[Records for this exercise Boundary: Start]
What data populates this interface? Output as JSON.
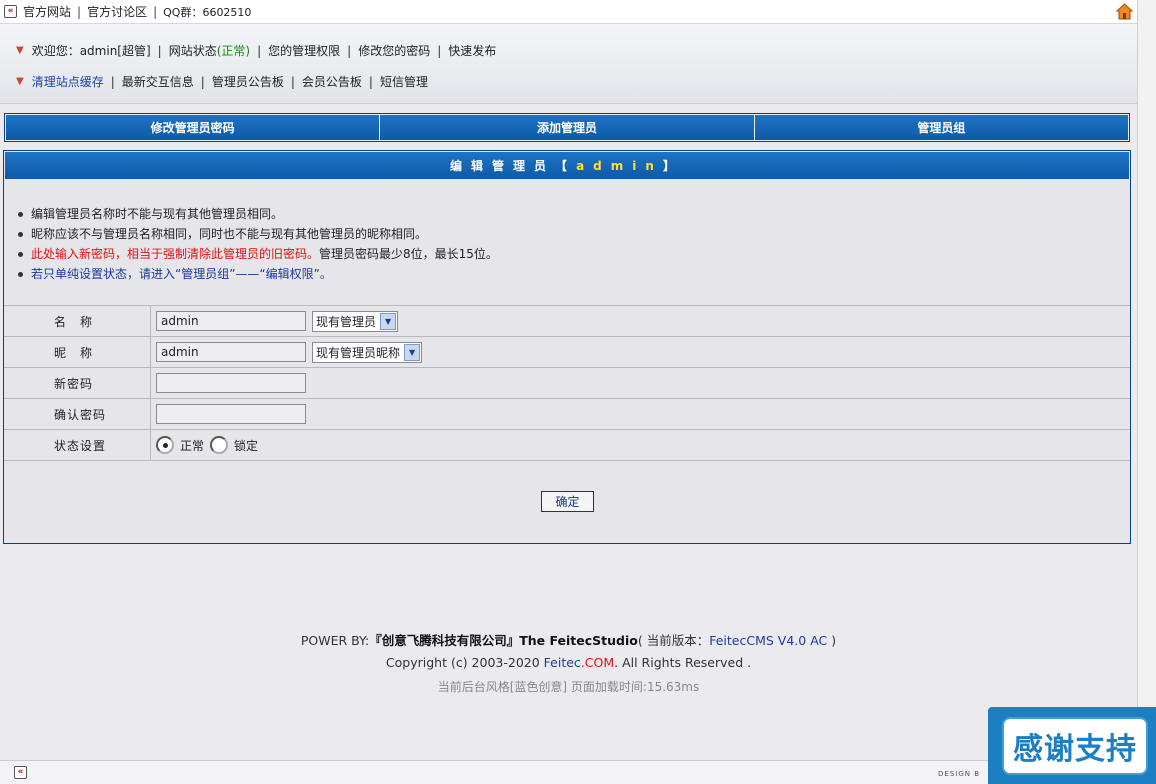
{
  "topbar": {
    "link_official_site": "官方网站",
    "link_forum": "官方讨论区",
    "qq_group": "QQ群：6602510"
  },
  "header": {
    "row1": {
      "welcome": "欢迎您：admin[超管]",
      "site_status_label": "网站状态",
      "site_status_value": "(正常)",
      "permissions": "您的管理权限",
      "change_password": "修改您的密码",
      "quick_publish": "快速发布"
    },
    "row2": {
      "clear_cache": "清理站点缓存",
      "latest_interaction": "最新交互信息",
      "admin_board": "管理员公告板",
      "member_board": "会员公告板",
      "sms_manage": "短信管理"
    }
  },
  "tabs": [
    "修改管理员密码",
    "添加管理员",
    "管理员组"
  ],
  "panel": {
    "title_prefix": "编辑管理员【",
    "title_user": "admin",
    "title_suffix": "】",
    "notes": {
      "n1": "编辑管理员名称时不能与现有其他管理员相同。",
      "n2": "昵称应该不与管理员名称相同，同时也不能与现有其他管理员的昵称相同。",
      "n3_red": "此处输入新密码，相当于强制清除此管理员的旧密码。",
      "n3_tail": "管理员密码最少8位，最长15位。",
      "n4": "若只单纯设置状态，请进入“管理员组”——“编辑权限”。"
    },
    "form": {
      "name_label": "名　称",
      "name_value": "admin",
      "name_select": "现有管理员",
      "nick_label": "昵　称",
      "nick_value": "admin",
      "nick_select": "现有管理员昵称",
      "newpw_label": "新密码",
      "confirm_label": "确认密码",
      "status_label": "状态设置",
      "status_options": [
        "正常",
        "锁定"
      ],
      "status_selected": "正常"
    },
    "submit": "确定"
  },
  "footer": {
    "powered_by": "POWER BY:",
    "company": "『创意飞腾科技有限公司』The FeitecStudio",
    "version_prefix": "( 当前版本：",
    "version": "FeitecCMS V4.0 AC",
    "version_suffix": " )",
    "copyright_prefix": "Copyright (c) 2003-2020 ",
    "brand": "Feitec",
    "brand_tld": ".COM",
    "copyright_suffix": ". All Rights Reserved .",
    "style_info": "当前后台风格[蓝色创意]  页面加载时间:15.63ms"
  },
  "bottombar": {
    "design_text": "DESIGN B"
  },
  "badge": {
    "text": "感谢支持"
  },
  "colors": {
    "accent_blue": "#0d5aa8",
    "title_highlight": "#ffde33",
    "warning_red": "#d11111"
  }
}
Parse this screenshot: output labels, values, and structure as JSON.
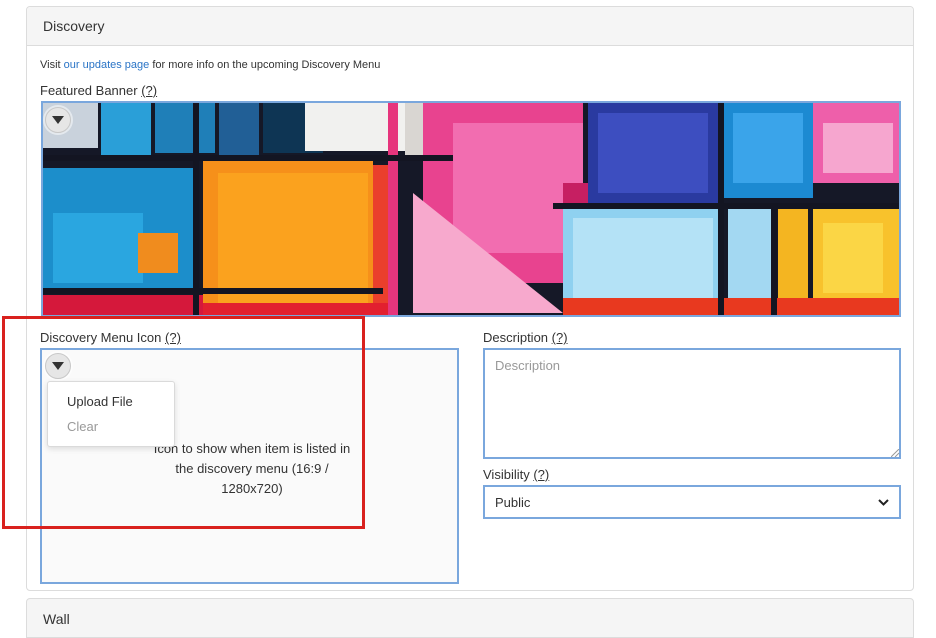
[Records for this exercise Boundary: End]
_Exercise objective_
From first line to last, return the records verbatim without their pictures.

_Reply_
What data populates this interface? Output as JSON.
{
  "topbar": {
    "link_official_site": "官方网站",
    "link_forum": "官方讨论区",
    "qq_group": "QQ群：6602510"
  },
  "header": {
    "row1": {
      "welcome": "欢迎您：admin[超管]",
      "site_status_label": "网站状态",
      "site_status_value": "(正常)",
      "permissions": "您的管理权限",
      "change_password": "修改您的密码",
      "quick_publish": "快速发布"
    },
    "row2": {
      "clear_cache": "清理站点缓存",
      "latest_interaction": "最新交互信息",
      "admin_board": "管理员公告板",
      "member_board": "会员公告板",
      "sms_manage": "短信管理"
    }
  },
  "tabs": [
    "修改管理员密码",
    "添加管理员",
    "管理员组"
  ],
  "panel": {
    "title_prefix": "编辑管理员【",
    "title_user": "admin",
    "title_suffix": "】",
    "notes": {
      "n1": "编辑管理员名称时不能与现有其他管理员相同。",
      "n2": "昵称应该不与管理员名称相同，同时也不能与现有其他管理员的昵称相同。",
      "n3_red": "此处输入新密码，相当于强制清除此管理员的旧密码。",
      "n3_tail": "管理员密码最少8位，最长15位。",
      "n4": "若只单纯设置状态，请进入“管理员组”——“编辑权限”。"
    },
    "form": {
      "name_label": "名　称",
      "name_value": "admin",
      "name_select": "现有管理员",
      "nick_label": "昵　称",
      "nick_value": "admin",
      "nick_select": "现有管理员昵称",
      "newpw_label": "新密码",
      "confirm_label": "确认密码",
      "status_label": "状态设置",
      "status_options": [
        "正常",
        "锁定"
      ],
      "status_selected": "正常"
    },
    "submit": "确定"
  },
  "footer": {
    "powered_by": "POWER BY:",
    "company": "『创意飞腾科技有限公司』The FeitecStudio",
    "version_prefix": "( 当前版本：",
    "version": "FeitecCMS V4.0 AC",
    "version_suffix": " )",
    "copyright_prefix": "Copyright (c) 2003-2020 ",
    "brand": "Feitec",
    "brand_tld": ".COM",
    "copyright_suffix": ". All Rights Reserved .",
    "style_info": "当前后台风格[蓝色创意]  页面加载时间:15.63ms"
  },
  "bottombar": {
    "design_text": "DESIGN B"
  },
  "badge": {
    "text": "感谢支持"
  },
  "colors": {
    "accent_blue": "#0d5aa8",
    "title_highlight": "#ffde33",
    "warning_red": "#d11111"
  }
}
Parse this screenshot: output labels, values, and structure as JSON.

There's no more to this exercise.